▶ _TASK DIRECTIONS_
Reproduce the listing word for word, leaving every picture behind.

[[ RECORDS SUPPLIED, beginning ]]

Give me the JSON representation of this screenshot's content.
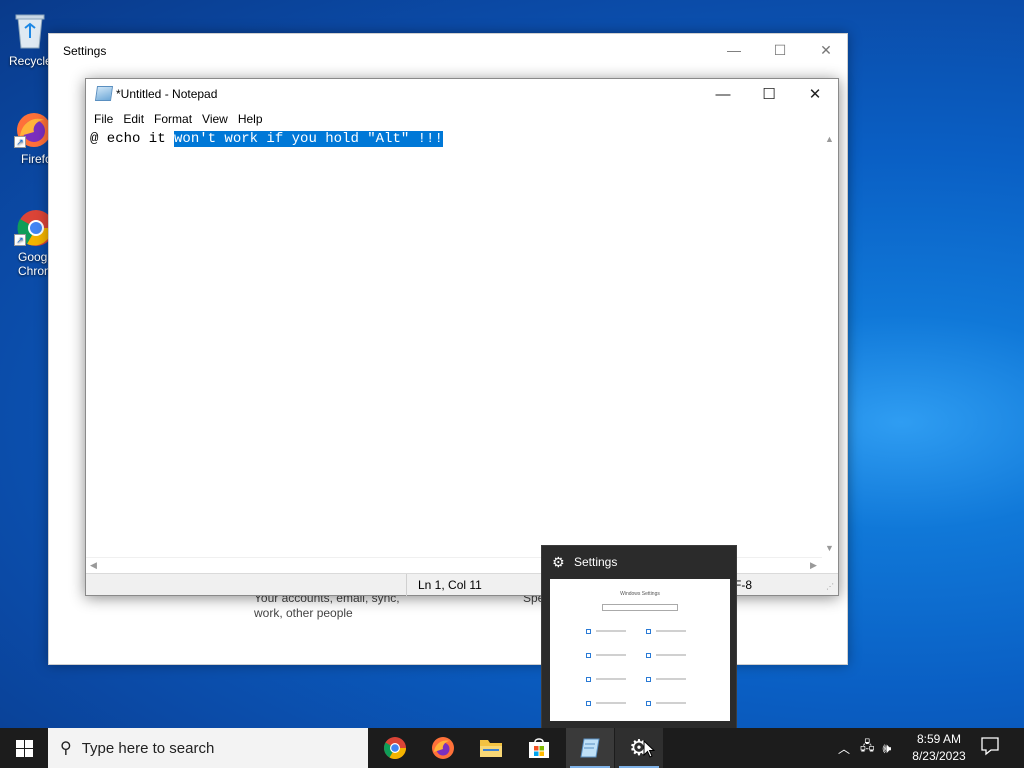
{
  "desktop": {
    "icons": [
      {
        "label": "Recycle",
        "name": "recycle-bin"
      },
      {
        "label": "Firefo",
        "name": "firefox-shortcut"
      },
      {
        "label": "Goog\nChron",
        "name": "chrome-shortcut"
      }
    ]
  },
  "settings_window": {
    "title": "Settings",
    "peek_text_line1": "Your accounts, email, sync,",
    "peek_text_line2": "work, other people",
    "peek_text_partial": "Spe"
  },
  "notepad": {
    "title": "*Untitled - Notepad",
    "menu": [
      "File",
      "Edit",
      "Format",
      "View",
      "Help"
    ],
    "text_before_selection": "@ echo it ",
    "text_selected": "won't work if you hold \"Alt\" !!!",
    "status": {
      "position": "Ln 1, Col 11",
      "encoding": "UTF-8"
    }
  },
  "thumbnail": {
    "title": "Settings",
    "preview_heading": "Windows Settings"
  },
  "taskbar": {
    "search_placeholder": "Type here to search",
    "apps": [
      "chrome",
      "firefox",
      "file-explorer",
      "microsoft-store",
      "notepad",
      "settings"
    ],
    "clock_time": "8:59 AM",
    "clock_date": "8/23/2023"
  },
  "colors": {
    "selection": "#0078d7",
    "taskbar": "#1c1c1c",
    "desktop_accent": "#1078d8"
  }
}
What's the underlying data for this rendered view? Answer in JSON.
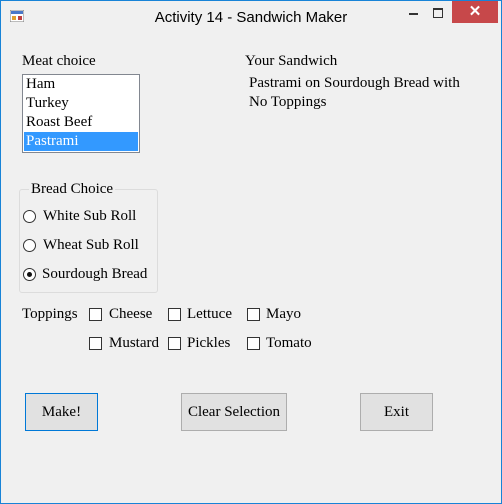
{
  "window": {
    "title": "Activity 14 - Sandwich Maker",
    "close_glyph": "✕"
  },
  "meat": {
    "label": "Meat choice",
    "items": [
      {
        "label": "Ham"
      },
      {
        "label": "Turkey"
      },
      {
        "label": "Roast Beef"
      },
      {
        "label": "Pastrami"
      }
    ],
    "selected": "Pastrami"
  },
  "sandwich": {
    "label": "Your Sandwich",
    "line1": "Pastrami on Sourdough Bread with",
    "line2": "No Toppings"
  },
  "bread": {
    "title": "Bread Choice",
    "options": [
      {
        "label": "White Sub Roll",
        "checked": false
      },
      {
        "label": "Wheat Sub Roll",
        "checked": false
      },
      {
        "label": "Sourdough Bread",
        "checked": true
      }
    ]
  },
  "toppings": {
    "label": "Toppings",
    "items": [
      {
        "label": "Cheese",
        "checked": false
      },
      {
        "label": "Lettuce",
        "checked": false
      },
      {
        "label": "Mayo",
        "checked": false
      },
      {
        "label": "Mustard",
        "checked": false
      },
      {
        "label": "Pickles",
        "checked": false
      },
      {
        "label": "Tomato",
        "checked": false
      }
    ]
  },
  "buttons": {
    "make": "Make!",
    "clear": "Clear Selection",
    "exit": "Exit"
  },
  "colors": {
    "selection": "#3399ff",
    "close_button": "#c7484a",
    "window_border": "#1883d7",
    "focus_border": "#0078d7"
  }
}
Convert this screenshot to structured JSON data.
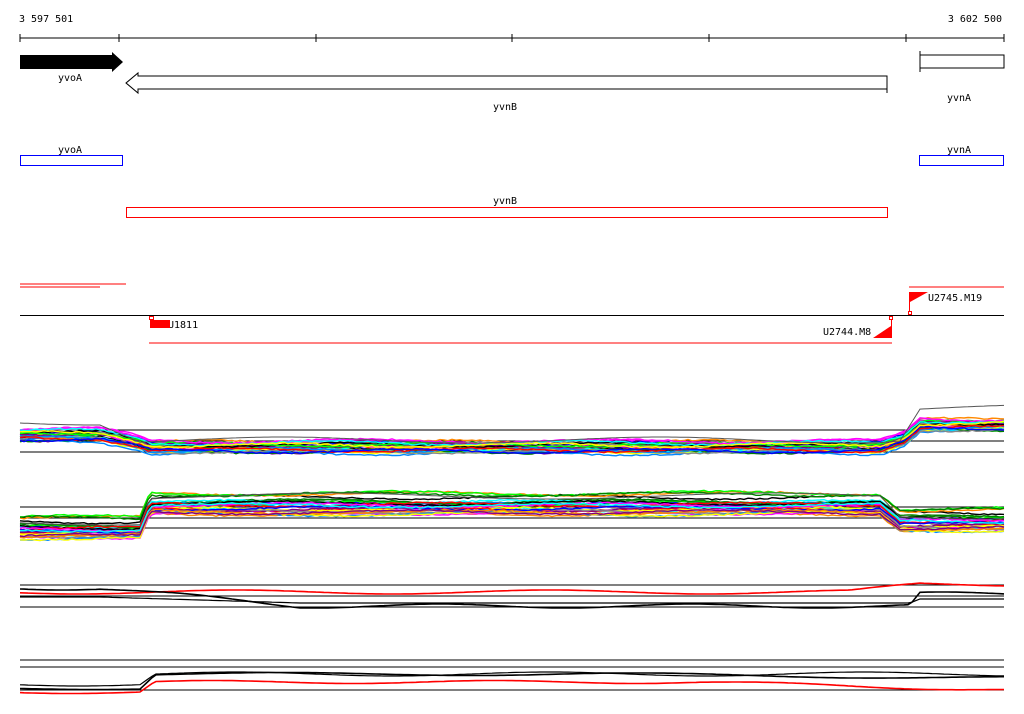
{
  "ruler": {
    "start_label": "3 597 501",
    "end_label": "3 602 500",
    "start": 3597501,
    "end": 3602500
  },
  "genes": [
    {
      "name": "yvoA",
      "start": 3597501,
      "end": 3598030,
      "strand": "+",
      "filled": true
    },
    {
      "name": "yvnB",
      "start": 3598050,
      "end": 3601920,
      "strand": "-",
      "filled": false
    },
    {
      "name": "yvnA",
      "start": 3602080,
      "end": 3602500,
      "strand": "+",
      "filled": false
    }
  ],
  "annotations": [
    {
      "name": "yvoA",
      "color": "#0000ff"
    },
    {
      "name": "yvnB",
      "color": "#ff0000"
    },
    {
      "name": "yvnA",
      "color": "#0000ff"
    }
  ],
  "transcripts": [
    {
      "label": "U1811"
    },
    {
      "label": "U2744.M8"
    },
    {
      "label": "U2745.M19"
    }
  ],
  "colors": {
    "accent": "#ff0000",
    "axis": "#000000",
    "blue": "#0000ff"
  }
}
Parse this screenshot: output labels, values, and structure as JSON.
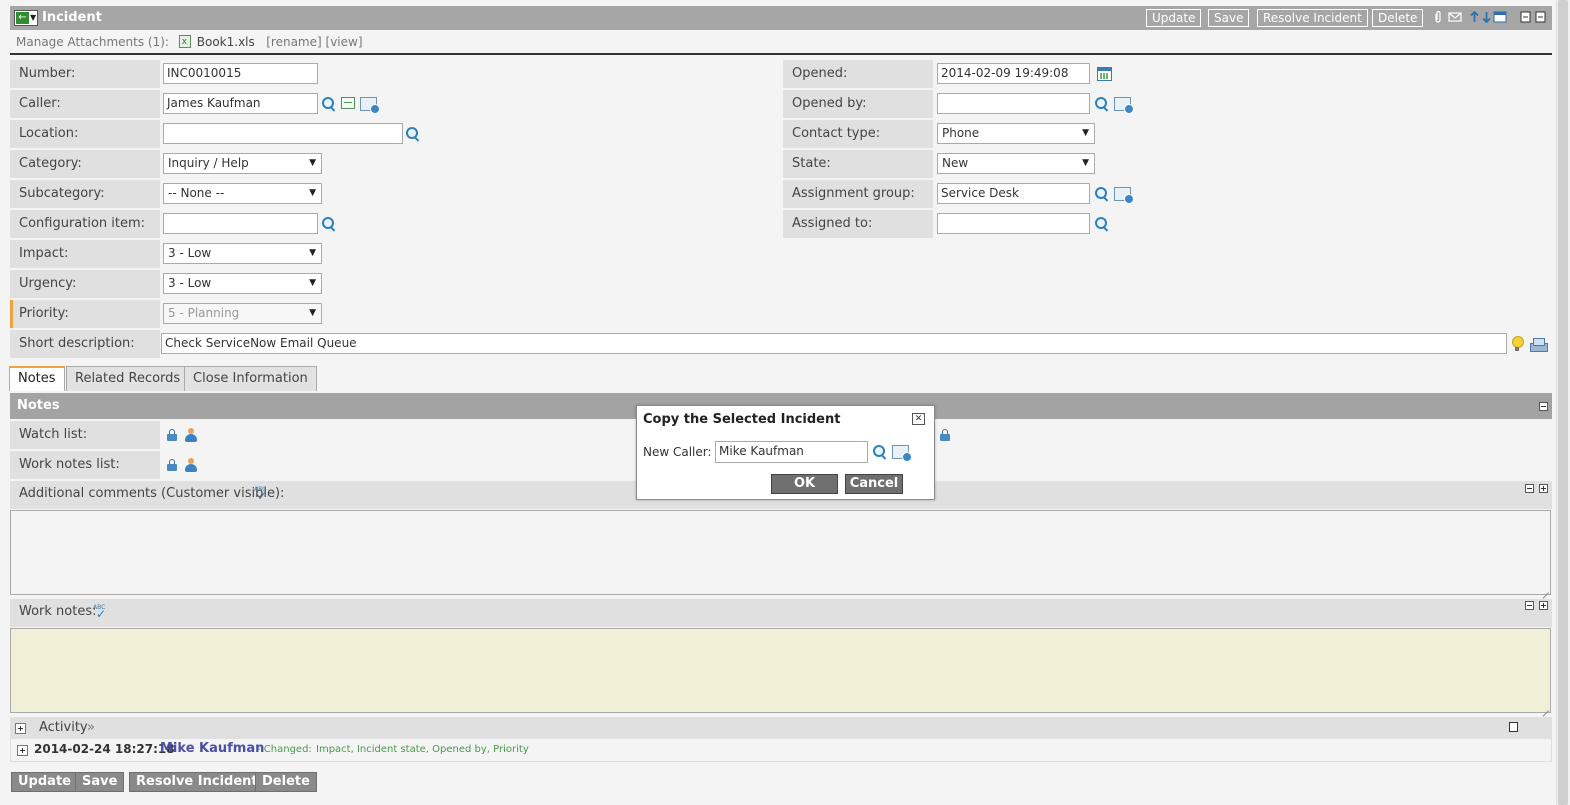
{
  "header": {
    "title": "Incident",
    "buttons": {
      "update": "Update",
      "save": "Save",
      "resolve": "Resolve Incident",
      "delete": "Delete"
    }
  },
  "attachments": {
    "label": "Manage Attachments (1):",
    "file": "Book1.xls",
    "rename": "[rename]",
    "view": "[view]"
  },
  "form": {
    "number": {
      "label": "Number:",
      "value": "INC0010015"
    },
    "caller": {
      "label": "Caller:",
      "value": "James Kaufman"
    },
    "location": {
      "label": "Location:",
      "value": ""
    },
    "category": {
      "label": "Category:",
      "value": "Inquiry / Help"
    },
    "subcategory": {
      "label": "Subcategory:",
      "value": "-- None --"
    },
    "config_item": {
      "label": "Configuration item:",
      "value": ""
    },
    "impact": {
      "label": "Impact:",
      "value": "3 - Low"
    },
    "urgency": {
      "label": "Urgency:",
      "value": "3 - Low"
    },
    "priority": {
      "label": "Priority:",
      "value": "5 - Planning"
    },
    "short_description": {
      "label": "Short description:",
      "value": "Check ServiceNow Email Queue"
    },
    "opened": {
      "label": "Opened:",
      "value": "2014-02-09 19:49:08"
    },
    "opened_by": {
      "label": "Opened by:",
      "value": ""
    },
    "contact_type": {
      "label": "Contact type:",
      "value": "Phone"
    },
    "state": {
      "label": "State:",
      "value": "New"
    },
    "assignment_group": {
      "label": "Assignment group:",
      "value": "Service Desk"
    },
    "assigned_to": {
      "label": "Assigned to:",
      "value": ""
    }
  },
  "tabs": [
    {
      "label": "Notes",
      "active": true
    },
    {
      "label": "Related Records",
      "active": false
    },
    {
      "label": "Close Information",
      "active": false
    }
  ],
  "notes": {
    "section_title": "Notes",
    "watch_list": "Watch list:",
    "work_notes_list": "Work notes list:",
    "additional_comments": "Additional comments (Customer visible):",
    "work_notes": "Work notes:",
    "spell_check_label": "ABC"
  },
  "activity": {
    "label": "Activity",
    "chevrons": "»",
    "timestamp": "2014-02-24 18:27:18",
    "user": "Mike Kaufman",
    "changed_label": "- Changed:",
    "changed_fields": "Impact, Incident state, Opened by, Priority"
  },
  "bottom_buttons": {
    "update": "Update",
    "save": "Save",
    "resolve": "Resolve Incident",
    "delete": "Delete"
  },
  "dialog": {
    "title": "Copy the Selected Incident",
    "close_glyph": "✕",
    "field_label": "New Caller:",
    "field_value": "Mike Kaufman",
    "ok": "OK",
    "cancel": "Cancel"
  },
  "colors": {
    "header_bg": "#a6a6a6",
    "label_bg": "#e0e0e0",
    "mandatory_accent": "#f0a33c",
    "work_notes_bg": "#f1efd6",
    "activity_user": "#4b4fa5",
    "activity_changed": "#4a9a4a"
  }
}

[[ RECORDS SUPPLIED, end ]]

▶ _EXERCISE ANSWER_
Give me the JSON representation of this screenshot's content.
{
  "desktop": {
    "icons": [
      {
        "label": "Recycle",
        "name": "recycle-bin"
      },
      {
        "label": "Firefo",
        "name": "firefox-shortcut"
      },
      {
        "label": "Goog\nChron",
        "name": "chrome-shortcut"
      }
    ]
  },
  "settings_window": {
    "title": "Settings",
    "peek_text_line1": "Your accounts, email, sync,",
    "peek_text_line2": "work, other people",
    "peek_text_partial": "Spe"
  },
  "notepad": {
    "title": "*Untitled - Notepad",
    "menu": [
      "File",
      "Edit",
      "Format",
      "View",
      "Help"
    ],
    "text_before_selection": "@ echo it ",
    "text_selected": "won't work if you hold \"Alt\" !!!",
    "status": {
      "position": "Ln 1, Col 11",
      "encoding": "UTF-8"
    }
  },
  "thumbnail": {
    "title": "Settings",
    "preview_heading": "Windows Settings"
  },
  "taskbar": {
    "search_placeholder": "Type here to search",
    "apps": [
      "chrome",
      "firefox",
      "file-explorer",
      "microsoft-store",
      "notepad",
      "settings"
    ],
    "clock_time": "8:59 AM",
    "clock_date": "8/23/2023"
  },
  "colors": {
    "selection": "#0078d7",
    "taskbar": "#1c1c1c",
    "desktop_accent": "#1078d8"
  }
}
What's the underlying data for this rendered view? Answer in JSON.
{
  "window": {
    "title": "Activity 14 - Sandwich Maker",
    "close_glyph": "✕"
  },
  "meat": {
    "label": "Meat choice",
    "items": [
      {
        "label": "Ham"
      },
      {
        "label": "Turkey"
      },
      {
        "label": "Roast Beef"
      },
      {
        "label": "Pastrami"
      }
    ],
    "selected": "Pastrami"
  },
  "sandwich": {
    "label": "Your Sandwich",
    "line1": "Pastrami on Sourdough Bread with",
    "line2": "No Toppings"
  },
  "bread": {
    "title": "Bread Choice",
    "options": [
      {
        "label": "White Sub Roll",
        "checked": false
      },
      {
        "label": "Wheat Sub Roll",
        "checked": false
      },
      {
        "label": "Sourdough Bread",
        "checked": true
      }
    ]
  },
  "toppings": {
    "label": "Toppings",
    "items": [
      {
        "label": "Cheese",
        "checked": false
      },
      {
        "label": "Lettuce",
        "checked": false
      },
      {
        "label": "Mayo",
        "checked": false
      },
      {
        "label": "Mustard",
        "checked": false
      },
      {
        "label": "Pickles",
        "checked": false
      },
      {
        "label": "Tomato",
        "checked": false
      }
    ]
  },
  "buttons": {
    "make": "Make!",
    "clear": "Clear Selection",
    "exit": "Exit"
  },
  "colors": {
    "selection": "#3399ff",
    "close_button": "#c7484a",
    "window_border": "#1883d7",
    "focus_border": "#0078d7"
  }
}
Convert this screenshot to structured JSON data.
{
  "ruler": {
    "start_label": "3 597 501",
    "end_label": "3 602 500",
    "start": 3597501,
    "end": 3602500
  },
  "genes": [
    {
      "name": "yvoA",
      "start": 3597501,
      "end": 3598030,
      "strand": "+",
      "filled": true
    },
    {
      "name": "yvnB",
      "start": 3598050,
      "end": 3601920,
      "strand": "-",
      "filled": false
    },
    {
      "name": "yvnA",
      "start": 3602080,
      "end": 3602500,
      "strand": "+",
      "filled": false
    }
  ],
  "annotations": [
    {
      "name": "yvoA",
      "color": "#0000ff"
    },
    {
      "name": "yvnB",
      "color": "#ff0000"
    },
    {
      "name": "yvnA",
      "color": "#0000ff"
    }
  ],
  "transcripts": [
    {
      "label": "U1811"
    },
    {
      "label": "U2744.M8"
    },
    {
      "label": "U2745.M19"
    }
  ],
  "colors": {
    "accent": "#ff0000",
    "axis": "#000000",
    "blue": "#0000ff"
  }
}
Parse this screenshot: output labels, values, and structure as JSON.
{
  "header": {
    "title": "Incident",
    "buttons": {
      "update": "Update",
      "save": "Save",
      "resolve": "Resolve Incident",
      "delete": "Delete"
    }
  },
  "attachments": {
    "label": "Manage Attachments (1):",
    "file": "Book1.xls",
    "rename": "[rename]",
    "view": "[view]"
  },
  "form": {
    "number": {
      "label": "Number:",
      "value": "INC0010015"
    },
    "caller": {
      "label": "Caller:",
      "value": "James Kaufman"
    },
    "location": {
      "label": "Location:",
      "value": ""
    },
    "category": {
      "label": "Category:",
      "value": "Inquiry / Help"
    },
    "subcategory": {
      "label": "Subcategory:",
      "value": "-- None --"
    },
    "config_item": {
      "label": "Configuration item:",
      "value": ""
    },
    "impact": {
      "label": "Impact:",
      "value": "3 - Low"
    },
    "urgency": {
      "label": "Urgency:",
      "value": "3 - Low"
    },
    "priority": {
      "label": "Priority:",
      "value": "5 - Planning"
    },
    "short_description": {
      "label": "Short description:",
      "value": "Check ServiceNow Email Queue"
    },
    "opened": {
      "label": "Opened:",
      "value": "2014-02-09 19:49:08"
    },
    "opened_by": {
      "label": "Opened by:",
      "value": ""
    },
    "contact_type": {
      "label": "Contact type:",
      "value": "Phone"
    },
    "state": {
      "label": "State:",
      "value": "New"
    },
    "assignment_group": {
      "label": "Assignment group:",
      "value": "Service Desk"
    },
    "assigned_to": {
      "label": "Assigned to:",
      "value": ""
    }
  },
  "tabs": [
    {
      "label": "Notes",
      "active": true
    },
    {
      "label": "Related Records",
      "active": false
    },
    {
      "label": "Close Information",
      "active": false
    }
  ],
  "notes": {
    "section_title": "Notes",
    "watch_list": "Watch list:",
    "work_notes_list": "Work notes list:",
    "additional_comments": "Additional comments (Customer visible):",
    "work_notes": "Work notes:",
    "spell_check_label": "ABC"
  },
  "activity": {
    "label": "Activity",
    "chevrons": "»",
    "timestamp": "2014-02-24 18:27:18",
    "user": "Mike Kaufman",
    "changed_label": "- Changed:",
    "changed_fields": "Impact, Incident state, Opened by, Priority"
  },
  "bottom_buttons": {
    "update": "Update",
    "save": "Save",
    "resolve": "Resolve Incident",
    "delete": "Delete"
  },
  "dialog": {
    "title": "Copy the Selected Incident",
    "close_glyph": "✕",
    "field_label": "New Caller:",
    "field_value": "Mike Kaufman",
    "ok": "OK",
    "cancel": "Cancel"
  },
  "colors": {
    "header_bg": "#a6a6a6",
    "label_bg": "#e0e0e0",
    "mandatory_accent": "#f0a33c",
    "work_notes_bg": "#f1efd6",
    "activity_user": "#4b4fa5",
    "activity_changed": "#4a9a4a"
  }
}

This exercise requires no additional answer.